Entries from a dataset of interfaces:
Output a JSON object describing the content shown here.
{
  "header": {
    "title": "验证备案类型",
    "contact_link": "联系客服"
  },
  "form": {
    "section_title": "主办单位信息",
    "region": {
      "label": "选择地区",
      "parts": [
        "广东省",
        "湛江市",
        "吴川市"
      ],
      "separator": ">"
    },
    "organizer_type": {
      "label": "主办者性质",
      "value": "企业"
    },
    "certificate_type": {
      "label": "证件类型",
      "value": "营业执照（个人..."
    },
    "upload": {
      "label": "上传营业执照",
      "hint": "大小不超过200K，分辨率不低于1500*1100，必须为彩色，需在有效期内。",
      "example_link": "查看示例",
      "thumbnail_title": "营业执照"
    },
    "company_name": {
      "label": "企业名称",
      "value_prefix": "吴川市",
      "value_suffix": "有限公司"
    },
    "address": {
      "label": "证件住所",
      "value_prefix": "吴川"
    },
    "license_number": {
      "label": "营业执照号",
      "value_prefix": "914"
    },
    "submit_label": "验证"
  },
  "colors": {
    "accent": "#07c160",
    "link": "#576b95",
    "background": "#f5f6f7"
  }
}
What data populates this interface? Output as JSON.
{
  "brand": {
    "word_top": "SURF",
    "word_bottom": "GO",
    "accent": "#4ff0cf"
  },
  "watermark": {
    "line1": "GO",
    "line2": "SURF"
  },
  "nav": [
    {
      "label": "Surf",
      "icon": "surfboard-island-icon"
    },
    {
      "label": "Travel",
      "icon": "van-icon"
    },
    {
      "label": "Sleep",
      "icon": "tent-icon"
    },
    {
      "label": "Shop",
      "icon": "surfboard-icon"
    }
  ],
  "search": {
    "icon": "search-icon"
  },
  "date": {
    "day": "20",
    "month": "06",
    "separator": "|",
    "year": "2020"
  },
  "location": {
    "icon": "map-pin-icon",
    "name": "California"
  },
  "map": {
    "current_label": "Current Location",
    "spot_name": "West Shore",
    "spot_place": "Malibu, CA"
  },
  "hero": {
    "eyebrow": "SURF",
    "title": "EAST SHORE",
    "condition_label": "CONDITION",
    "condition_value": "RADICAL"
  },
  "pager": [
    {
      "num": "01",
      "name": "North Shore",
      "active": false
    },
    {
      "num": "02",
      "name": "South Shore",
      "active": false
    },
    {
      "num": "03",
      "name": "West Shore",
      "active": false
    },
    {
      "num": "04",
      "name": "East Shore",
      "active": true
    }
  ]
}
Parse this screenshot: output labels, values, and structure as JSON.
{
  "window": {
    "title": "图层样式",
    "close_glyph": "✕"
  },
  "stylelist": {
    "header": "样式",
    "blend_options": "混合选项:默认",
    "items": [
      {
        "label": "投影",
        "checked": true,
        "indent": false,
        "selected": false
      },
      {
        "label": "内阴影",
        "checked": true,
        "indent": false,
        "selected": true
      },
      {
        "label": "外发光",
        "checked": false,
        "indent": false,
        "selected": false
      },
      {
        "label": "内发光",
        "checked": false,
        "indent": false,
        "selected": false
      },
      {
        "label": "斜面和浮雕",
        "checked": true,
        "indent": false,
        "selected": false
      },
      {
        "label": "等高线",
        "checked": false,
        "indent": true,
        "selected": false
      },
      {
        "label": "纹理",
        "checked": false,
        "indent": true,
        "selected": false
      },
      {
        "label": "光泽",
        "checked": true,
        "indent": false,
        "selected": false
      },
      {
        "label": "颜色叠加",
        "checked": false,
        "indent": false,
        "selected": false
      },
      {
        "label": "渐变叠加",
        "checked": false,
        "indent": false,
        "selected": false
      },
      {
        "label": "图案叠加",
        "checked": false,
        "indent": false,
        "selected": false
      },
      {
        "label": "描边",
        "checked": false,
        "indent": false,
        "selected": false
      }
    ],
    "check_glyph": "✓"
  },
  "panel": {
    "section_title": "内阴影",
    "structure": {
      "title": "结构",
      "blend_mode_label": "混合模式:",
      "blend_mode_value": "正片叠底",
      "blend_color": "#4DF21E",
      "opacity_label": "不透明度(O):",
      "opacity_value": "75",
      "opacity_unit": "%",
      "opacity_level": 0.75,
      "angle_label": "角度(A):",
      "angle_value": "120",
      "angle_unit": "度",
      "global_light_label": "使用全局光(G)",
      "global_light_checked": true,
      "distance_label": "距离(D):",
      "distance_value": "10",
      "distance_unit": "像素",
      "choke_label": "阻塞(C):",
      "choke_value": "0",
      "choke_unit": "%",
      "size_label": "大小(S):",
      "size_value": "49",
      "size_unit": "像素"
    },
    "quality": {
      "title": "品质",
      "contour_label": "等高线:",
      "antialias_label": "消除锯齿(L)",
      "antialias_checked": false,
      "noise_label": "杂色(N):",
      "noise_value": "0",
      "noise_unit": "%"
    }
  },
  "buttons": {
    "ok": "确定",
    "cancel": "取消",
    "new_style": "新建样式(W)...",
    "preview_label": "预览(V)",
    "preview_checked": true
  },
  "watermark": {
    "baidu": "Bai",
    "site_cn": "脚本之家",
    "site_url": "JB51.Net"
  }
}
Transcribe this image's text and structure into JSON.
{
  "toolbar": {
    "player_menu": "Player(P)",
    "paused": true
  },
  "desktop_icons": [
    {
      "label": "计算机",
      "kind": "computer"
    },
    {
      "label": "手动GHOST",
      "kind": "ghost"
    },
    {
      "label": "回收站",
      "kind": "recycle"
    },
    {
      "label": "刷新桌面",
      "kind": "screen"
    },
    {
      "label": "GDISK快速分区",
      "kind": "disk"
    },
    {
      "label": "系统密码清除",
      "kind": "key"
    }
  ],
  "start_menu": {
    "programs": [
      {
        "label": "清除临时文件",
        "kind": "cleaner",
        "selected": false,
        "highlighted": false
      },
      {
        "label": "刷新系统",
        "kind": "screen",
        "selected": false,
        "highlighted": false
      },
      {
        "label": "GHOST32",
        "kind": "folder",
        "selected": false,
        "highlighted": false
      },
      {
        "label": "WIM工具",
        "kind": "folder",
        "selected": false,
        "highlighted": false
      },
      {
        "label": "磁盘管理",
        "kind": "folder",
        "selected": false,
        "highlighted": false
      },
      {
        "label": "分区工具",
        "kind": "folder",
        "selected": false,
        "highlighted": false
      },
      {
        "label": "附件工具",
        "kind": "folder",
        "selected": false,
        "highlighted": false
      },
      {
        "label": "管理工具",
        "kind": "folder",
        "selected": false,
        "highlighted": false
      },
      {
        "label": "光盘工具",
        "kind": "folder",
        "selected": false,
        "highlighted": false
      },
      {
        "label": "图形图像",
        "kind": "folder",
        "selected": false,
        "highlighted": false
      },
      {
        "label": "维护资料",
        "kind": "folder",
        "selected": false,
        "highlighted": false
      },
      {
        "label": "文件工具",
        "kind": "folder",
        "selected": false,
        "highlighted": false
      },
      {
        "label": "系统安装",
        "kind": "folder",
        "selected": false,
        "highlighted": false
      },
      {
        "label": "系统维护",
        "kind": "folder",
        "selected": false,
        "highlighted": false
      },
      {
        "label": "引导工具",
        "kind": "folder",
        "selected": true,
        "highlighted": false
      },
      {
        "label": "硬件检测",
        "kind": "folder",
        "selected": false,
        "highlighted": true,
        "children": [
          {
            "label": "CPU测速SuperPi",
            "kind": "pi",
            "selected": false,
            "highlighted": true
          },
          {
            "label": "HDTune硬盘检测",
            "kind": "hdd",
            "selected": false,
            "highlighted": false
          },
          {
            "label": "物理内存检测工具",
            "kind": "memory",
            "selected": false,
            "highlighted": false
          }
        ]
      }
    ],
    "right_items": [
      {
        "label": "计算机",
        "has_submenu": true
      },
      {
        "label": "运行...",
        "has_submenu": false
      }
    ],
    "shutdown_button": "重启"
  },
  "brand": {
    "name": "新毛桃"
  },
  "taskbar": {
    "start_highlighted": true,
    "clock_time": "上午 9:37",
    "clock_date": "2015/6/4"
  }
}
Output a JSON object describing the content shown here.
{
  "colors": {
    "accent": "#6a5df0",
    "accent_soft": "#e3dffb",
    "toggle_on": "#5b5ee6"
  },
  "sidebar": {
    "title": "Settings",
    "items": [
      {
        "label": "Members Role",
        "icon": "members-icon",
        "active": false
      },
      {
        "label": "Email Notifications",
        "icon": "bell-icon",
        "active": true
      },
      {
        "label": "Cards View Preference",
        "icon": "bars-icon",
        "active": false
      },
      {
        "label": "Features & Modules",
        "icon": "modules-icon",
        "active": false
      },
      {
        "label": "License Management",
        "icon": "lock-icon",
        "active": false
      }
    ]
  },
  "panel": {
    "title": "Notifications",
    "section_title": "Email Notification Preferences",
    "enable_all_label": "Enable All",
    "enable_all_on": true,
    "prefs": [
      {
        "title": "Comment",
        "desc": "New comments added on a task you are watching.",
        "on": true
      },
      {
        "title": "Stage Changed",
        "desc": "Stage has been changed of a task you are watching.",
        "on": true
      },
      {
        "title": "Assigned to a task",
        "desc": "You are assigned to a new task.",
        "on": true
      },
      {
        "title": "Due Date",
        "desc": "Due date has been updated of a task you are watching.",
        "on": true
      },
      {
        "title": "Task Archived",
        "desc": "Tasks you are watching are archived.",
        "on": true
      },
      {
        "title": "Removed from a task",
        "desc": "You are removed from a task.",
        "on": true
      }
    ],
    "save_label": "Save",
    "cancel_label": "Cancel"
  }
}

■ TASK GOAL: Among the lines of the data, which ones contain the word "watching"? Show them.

■ TASK RESPONSE:
        "desc": "New comments added on a task you are watching.",
        "desc": "Stage has been changed of a task you are watching.",
        "desc": "Due date has been updated of a task you are watching.",
        "desc": "Tasks you are watching are archived.",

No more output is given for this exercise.